__Assigned task__:
The records below are to be repeated in full, exactly as they are.

__Excerpted records__:

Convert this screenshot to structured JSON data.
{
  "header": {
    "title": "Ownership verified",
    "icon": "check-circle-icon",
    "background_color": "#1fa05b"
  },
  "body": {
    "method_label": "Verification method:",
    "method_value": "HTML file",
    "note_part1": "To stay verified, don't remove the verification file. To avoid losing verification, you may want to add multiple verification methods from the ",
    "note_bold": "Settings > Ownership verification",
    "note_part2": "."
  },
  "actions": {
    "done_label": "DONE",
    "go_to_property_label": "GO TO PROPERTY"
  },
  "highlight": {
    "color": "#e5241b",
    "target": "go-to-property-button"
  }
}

__Output below__:
Convert this screenshot to structured JSON data.
{
  "header": {
    "title": "Ownership verified",
    "icon": "check-circle-icon",
    "background_color": "#1fa05b"
  },
  "body": {
    "method_label": "Verification method:",
    "method_value": "HTML file",
    "note_part1": "To stay verified, don't remove the verification file. To avoid losing verification, you may want to add multiple verification methods from the ",
    "note_bold": "Settings > Ownership verification",
    "note_part2": "."
  },
  "actions": {
    "done_label": "DONE",
    "go_to_property_label": "GO TO PROPERTY"
  },
  "highlight": {
    "color": "#e5241b",
    "target": "go-to-property-button"
  }
}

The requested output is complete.